##### EXTRACTED RECORDS

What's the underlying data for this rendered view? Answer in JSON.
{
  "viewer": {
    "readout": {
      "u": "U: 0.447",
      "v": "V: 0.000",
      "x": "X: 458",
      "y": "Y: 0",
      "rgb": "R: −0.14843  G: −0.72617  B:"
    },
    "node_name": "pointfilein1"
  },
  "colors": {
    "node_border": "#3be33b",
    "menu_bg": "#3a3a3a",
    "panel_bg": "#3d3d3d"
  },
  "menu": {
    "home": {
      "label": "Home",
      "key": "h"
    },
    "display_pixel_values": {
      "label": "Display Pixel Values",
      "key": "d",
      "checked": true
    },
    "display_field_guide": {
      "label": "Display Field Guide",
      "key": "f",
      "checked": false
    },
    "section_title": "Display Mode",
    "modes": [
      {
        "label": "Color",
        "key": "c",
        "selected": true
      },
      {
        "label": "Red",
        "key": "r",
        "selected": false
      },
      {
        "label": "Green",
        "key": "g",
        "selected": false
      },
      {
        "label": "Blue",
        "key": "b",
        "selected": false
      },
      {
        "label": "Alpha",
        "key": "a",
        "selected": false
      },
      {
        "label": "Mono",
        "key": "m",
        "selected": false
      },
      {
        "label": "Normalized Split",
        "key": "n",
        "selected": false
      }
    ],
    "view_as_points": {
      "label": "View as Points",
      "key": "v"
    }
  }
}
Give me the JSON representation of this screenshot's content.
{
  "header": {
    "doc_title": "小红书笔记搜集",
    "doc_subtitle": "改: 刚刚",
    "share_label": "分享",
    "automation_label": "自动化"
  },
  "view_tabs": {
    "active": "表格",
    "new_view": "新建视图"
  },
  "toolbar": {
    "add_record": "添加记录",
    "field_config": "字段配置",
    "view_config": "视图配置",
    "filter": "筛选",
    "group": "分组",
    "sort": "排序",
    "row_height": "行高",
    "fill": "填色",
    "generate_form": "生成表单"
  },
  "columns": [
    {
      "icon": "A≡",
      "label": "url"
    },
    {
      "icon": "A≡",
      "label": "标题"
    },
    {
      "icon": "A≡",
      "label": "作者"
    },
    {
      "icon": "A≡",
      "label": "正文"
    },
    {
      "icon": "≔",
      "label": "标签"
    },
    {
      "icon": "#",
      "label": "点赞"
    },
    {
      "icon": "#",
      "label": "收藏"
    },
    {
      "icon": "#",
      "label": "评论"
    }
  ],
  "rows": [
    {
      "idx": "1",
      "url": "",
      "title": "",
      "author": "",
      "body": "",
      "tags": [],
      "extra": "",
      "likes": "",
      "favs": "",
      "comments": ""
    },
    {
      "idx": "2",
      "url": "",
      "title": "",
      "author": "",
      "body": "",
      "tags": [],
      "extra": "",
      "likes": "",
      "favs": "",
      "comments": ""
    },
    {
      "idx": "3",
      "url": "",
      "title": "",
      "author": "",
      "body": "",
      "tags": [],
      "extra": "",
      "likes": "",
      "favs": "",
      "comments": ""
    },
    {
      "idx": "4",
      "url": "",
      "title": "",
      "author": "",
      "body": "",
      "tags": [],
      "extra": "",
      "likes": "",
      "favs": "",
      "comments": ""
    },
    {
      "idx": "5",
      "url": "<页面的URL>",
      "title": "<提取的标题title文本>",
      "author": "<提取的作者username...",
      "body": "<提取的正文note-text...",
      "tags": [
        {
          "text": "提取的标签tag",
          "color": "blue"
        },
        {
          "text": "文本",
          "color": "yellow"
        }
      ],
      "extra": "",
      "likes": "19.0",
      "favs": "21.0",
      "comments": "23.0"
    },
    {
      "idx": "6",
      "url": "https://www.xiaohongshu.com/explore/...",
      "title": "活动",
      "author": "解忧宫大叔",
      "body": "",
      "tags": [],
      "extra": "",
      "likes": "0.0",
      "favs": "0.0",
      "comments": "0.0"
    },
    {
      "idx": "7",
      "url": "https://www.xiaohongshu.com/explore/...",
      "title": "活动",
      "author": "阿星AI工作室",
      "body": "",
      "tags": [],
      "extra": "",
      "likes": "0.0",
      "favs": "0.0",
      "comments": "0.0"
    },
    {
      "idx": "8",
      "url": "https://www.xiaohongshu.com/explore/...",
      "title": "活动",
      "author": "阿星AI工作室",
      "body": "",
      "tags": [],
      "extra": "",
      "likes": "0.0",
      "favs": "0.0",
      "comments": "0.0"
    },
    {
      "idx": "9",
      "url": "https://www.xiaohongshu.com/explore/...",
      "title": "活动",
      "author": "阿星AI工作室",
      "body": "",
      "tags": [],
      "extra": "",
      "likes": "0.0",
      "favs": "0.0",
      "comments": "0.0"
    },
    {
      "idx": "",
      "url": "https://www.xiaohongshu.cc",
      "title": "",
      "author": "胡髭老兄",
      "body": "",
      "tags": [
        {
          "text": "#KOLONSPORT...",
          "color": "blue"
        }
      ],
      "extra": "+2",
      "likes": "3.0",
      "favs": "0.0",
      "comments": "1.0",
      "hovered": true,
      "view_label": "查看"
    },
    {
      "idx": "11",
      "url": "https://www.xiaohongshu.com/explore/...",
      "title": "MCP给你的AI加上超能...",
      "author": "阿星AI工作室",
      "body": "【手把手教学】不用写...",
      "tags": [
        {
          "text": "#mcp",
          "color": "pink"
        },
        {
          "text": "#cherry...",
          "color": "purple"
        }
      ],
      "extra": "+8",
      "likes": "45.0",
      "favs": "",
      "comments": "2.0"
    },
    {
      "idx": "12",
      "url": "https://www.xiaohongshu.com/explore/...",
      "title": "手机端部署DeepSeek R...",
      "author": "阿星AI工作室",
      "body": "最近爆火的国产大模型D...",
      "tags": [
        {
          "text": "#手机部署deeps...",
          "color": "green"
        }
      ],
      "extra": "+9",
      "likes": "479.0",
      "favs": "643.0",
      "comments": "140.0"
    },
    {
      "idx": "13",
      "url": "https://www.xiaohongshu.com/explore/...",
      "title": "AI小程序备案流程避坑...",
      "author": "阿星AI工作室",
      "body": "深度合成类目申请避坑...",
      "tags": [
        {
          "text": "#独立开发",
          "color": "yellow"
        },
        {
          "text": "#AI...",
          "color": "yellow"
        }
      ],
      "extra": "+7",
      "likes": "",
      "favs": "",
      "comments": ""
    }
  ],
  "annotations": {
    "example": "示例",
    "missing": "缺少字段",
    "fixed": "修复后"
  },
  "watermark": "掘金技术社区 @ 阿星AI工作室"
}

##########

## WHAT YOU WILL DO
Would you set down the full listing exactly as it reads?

## RESPONSE TO THE TASK
What's the underlying data for this rendered view? Answer in JSON.
{
  "viewer": {
    "readout": {
      "u": "U: 0.447",
      "v": "V: 0.000",
      "x": "X: 458",
      "y": "Y: 0",
      "rgb": "R: −0.14843  G: −0.72617  B:"
    },
    "node_name": "pointfilein1"
  },
  "colors": {
    "node_border": "#3be33b",
    "menu_bg": "#3a3a3a",
    "panel_bg": "#3d3d3d"
  },
  "menu": {
    "home": {
      "label": "Home",
      "key": "h"
    },
    "display_pixel_values": {
      "label": "Display Pixel Values",
      "key": "d",
      "checked": true
    },
    "display_field_guide": {
      "label": "Display Field Guide",
      "key": "f",
      "checked": false
    },
    "section_title": "Display Mode",
    "modes": [
      {
        "label": "Color",
        "key": "c",
        "selected": true
      },
      {
        "label": "Red",
        "key": "r",
        "selected": false
      },
      {
        "label": "Green",
        "key": "g",
        "selected": false
      },
      {
        "label": "Blue",
        "key": "b",
        "selected": false
      },
      {
        "label": "Alpha",
        "key": "a",
        "selected": false
      },
      {
        "label": "Mono",
        "key": "m",
        "selected": false
      },
      {
        "label": "Normalized Split",
        "key": "n",
        "selected": false
      }
    ],
    "view_as_points": {
      "label": "View as Points",
      "key": "v"
    }
  }
}
Give me the JSON representation of this screenshot's content.
{
  "header": {
    "doc_title": "小红书笔记搜集",
    "doc_subtitle": "改: 刚刚",
    "share_label": "分享",
    "automation_label": "自动化"
  },
  "view_tabs": {
    "active": "表格",
    "new_view": "新建视图"
  },
  "toolbar": {
    "add_record": "添加记录",
    "field_config": "字段配置",
    "view_config": "视图配置",
    "filter": "筛选",
    "group": "分组",
    "sort": "排序",
    "row_height": "行高",
    "fill": "填色",
    "generate_form": "生成表单"
  },
  "columns": [
    {
      "icon": "A≡",
      "label": "url"
    },
    {
      "icon": "A≡",
      "label": "标题"
    },
    {
      "icon": "A≡",
      "label": "作者"
    },
    {
      "icon": "A≡",
      "label": "正文"
    },
    {
      "icon": "≔",
      "label": "标签"
    },
    {
      "icon": "#",
      "label": "点赞"
    },
    {
      "icon": "#",
      "label": "收藏"
    },
    {
      "icon": "#",
      "label": "评论"
    }
  ],
  "rows": [
    {
      "idx": "1",
      "url": "",
      "title": "",
      "author": "",
      "body": "",
      "tags": [],
      "extra": "",
      "likes": "",
      "favs": "",
      "comments": ""
    },
    {
      "idx": "2",
      "url": "",
      "title": "",
      "author": "",
      "body": "",
      "tags": [],
      "extra": "",
      "likes": "",
      "favs": "",
      "comments": ""
    },
    {
      "idx": "3",
      "url": "",
      "title": "",
      "author": "",
      "body": "",
      "tags": [],
      "extra": "",
      "likes": "",
      "favs": "",
      "comments": ""
    },
    {
      "idx": "4",
      "url": "",
      "title": "",
      "author": "",
      "body": "",
      "tags": [],
      "extra": "",
      "likes": "",
      "favs": "",
      "comments": ""
    },
    {
      "idx": "5",
      "url": "<页面的URL>",
      "title": "<提取的标题title文本>",
      "author": "<提取的作者username...",
      "body": "<提取的正文note-text...",
      "tags": [
        {
          "text": "提取的标签tag",
          "color": "blue"
        },
        {
          "text": "文本",
          "color": "yellow"
        }
      ],
      "extra": "",
      "likes": "19.0",
      "favs": "21.0",
      "comments": "23.0"
    },
    {
      "idx": "6",
      "url": "https://www.xiaohongshu.com/explore/...",
      "title": "活动",
      "author": "解忧宫大叔",
      "body": "",
      "tags": [],
      "extra": "",
      "likes": "0.0",
      "favs": "0.0",
      "comments": "0.0"
    },
    {
      "idx": "7",
      "url": "https://www.xiaohongshu.com/explore/...",
      "title": "活动",
      "author": "阿星AI工作室",
      "body": "",
      "tags": [],
      "extra": "",
      "likes": "0.0",
      "favs": "0.0",
      "comments": "0.0"
    },
    {
      "idx": "8",
      "url": "https://www.xiaohongshu.com/explore/...",
      "title": "活动",
      "author": "阿星AI工作室",
      "body": "",
      "tags": [],
      "extra": "",
      "likes": "0.0",
      "favs": "0.0",
      "comments": "0.0"
    },
    {
      "idx": "9",
      "url": "https://www.xiaohongshu.com/explore/...",
      "title": "活动",
      "author": "阿星AI工作室",
      "body": "",
      "tags": [],
      "extra": "",
      "likes": "0.0",
      "favs": "0.0",
      "comments": "0.0"
    },
    {
      "idx": "",
      "url": "https://www.xiaohongshu.cc",
      "title": "",
      "author": "胡髭老兄",
      "body": "",
      "tags": [
        {
          "text": "#KOLONSPORT...",
          "color": "blue"
        }
      ],
      "extra": "+2",
      "likes": "3.0",
      "favs": "0.0",
      "comments": "1.0",
      "hovered": true,
      "view_label": "查看"
    },
    {
      "idx": "11",
      "url": "https://www.xiaohongshu.com/explore/...",
      "title": "MCP给你的AI加上超能...",
      "author": "阿星AI工作室",
      "body": "【手把手教学】不用写...",
      "tags": [
        {
          "text": "#mcp",
          "color": "pink"
        },
        {
          "text": "#cherry...",
          "color": "purple"
        }
      ],
      "extra": "+8",
      "likes": "45.0",
      "favs": "",
      "comments": "2.0"
    },
    {
      "idx": "12",
      "url": "https://www.xiaohongshu.com/explore/...",
      "title": "手机端部署DeepSeek R...",
      "author": "阿星AI工作室",
      "body": "最近爆火的国产大模型D...",
      "tags": [
        {
          "text": "#手机部署deeps...",
          "color": "green"
        }
      ],
      "extra": "+9",
      "likes": "479.0",
      "favs": "643.0",
      "comments": "140.0"
    },
    {
      "idx": "13",
      "url": "https://www.xiaohongshu.com/explore/...",
      "title": "AI小程序备案流程避坑...",
      "author": "阿星AI工作室",
      "body": "深度合成类目申请避坑...",
      "tags": [
        {
          "text": "#独立开发",
          "color": "yellow"
        },
        {
          "text": "#AI...",
          "color": "yellow"
        }
      ],
      "extra": "+7",
      "likes": "",
      "favs": "",
      "comments": ""
    }
  ],
  "annotations": {
    "example": "示例",
    "missing": "缺少字段",
    "fixed": "修复后"
  },
  "watermark": "掘金技术社区 @ 阿星AI工作室"
}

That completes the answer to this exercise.